^#8. A top down view from the front exterior, showing the structure exterior and run structure. A set of movable steps to the human entry is not depicted, nor are any of the human gates into the run or between sections thereof, which there will be several of.
^#9. A depiction of the usage plan for the run. The grey grid represents the area beneath the coop structure, 10'*20'. Black lines represent poultry netting fencing, surrounding and dividing the sections of the run, 30'*30' total area. The white areas are the main run for the adult birds, with an area of 560sqft, giving 26.6sqft/bird (21bu). The green areas represent parts of the main run that will be seasonally isolated, and filled with chicken friendly garden/forage plant growth, each having an area of 100sqft, each seasonally raising the total run space per bird to 31.4sqft (21bu). The yellow area represents the brood/isolation run, with an area of 140sqft, providing the chicks with 7sqft/bird of run space (20 bird units, counting 4bu for the hen).
Occasionally, the brood run will be opened to the main run (I expect the brood run to see relatively low wear) when not in use by chicks or isolated birds, the area available to the flock will then be 800sqft (only one green section would not be available to the flock during its grow/fallow phase), giving 38sqft/bird (21bu, representing the breeding adult population). During a period when there is a clutch of chicks growing out, and running with the adult birds (only one green section is not available to the combined flock), density would be 24.3sqft and linear roosting space would be 1.15'/bird (33bu total, 21bu for the adults, and 12bu for the young (0.75bu/bird for 16 young)). Things get a bit tight as a clutch matures, but return to a more spacious level as many of the young roosters and some pullets/hens are culled.
Hopefully I was able to divide the images and description up enough to make it manageable to read.

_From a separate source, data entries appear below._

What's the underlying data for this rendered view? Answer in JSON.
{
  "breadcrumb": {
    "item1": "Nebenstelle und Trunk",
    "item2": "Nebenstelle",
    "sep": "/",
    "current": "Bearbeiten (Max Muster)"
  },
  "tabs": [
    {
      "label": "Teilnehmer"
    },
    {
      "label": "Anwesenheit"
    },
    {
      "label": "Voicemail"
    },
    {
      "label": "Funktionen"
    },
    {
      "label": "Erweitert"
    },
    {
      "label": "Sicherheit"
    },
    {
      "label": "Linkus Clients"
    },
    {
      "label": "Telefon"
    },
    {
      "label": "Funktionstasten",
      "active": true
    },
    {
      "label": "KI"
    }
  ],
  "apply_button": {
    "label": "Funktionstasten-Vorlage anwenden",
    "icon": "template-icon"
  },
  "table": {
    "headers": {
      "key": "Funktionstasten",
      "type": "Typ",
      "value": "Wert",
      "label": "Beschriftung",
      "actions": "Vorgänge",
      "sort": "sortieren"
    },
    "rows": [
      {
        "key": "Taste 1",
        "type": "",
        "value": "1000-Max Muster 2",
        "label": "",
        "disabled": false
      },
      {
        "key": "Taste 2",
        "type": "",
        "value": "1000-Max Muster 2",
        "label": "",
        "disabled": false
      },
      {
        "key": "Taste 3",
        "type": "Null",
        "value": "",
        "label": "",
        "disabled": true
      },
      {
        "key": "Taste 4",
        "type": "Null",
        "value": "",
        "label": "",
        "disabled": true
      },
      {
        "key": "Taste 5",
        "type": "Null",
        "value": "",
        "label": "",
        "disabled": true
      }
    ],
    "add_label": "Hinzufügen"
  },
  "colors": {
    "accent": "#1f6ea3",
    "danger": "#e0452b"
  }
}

Thanks for your feedback.
Edited by Dragonid - 1/29/13 at 9:12pm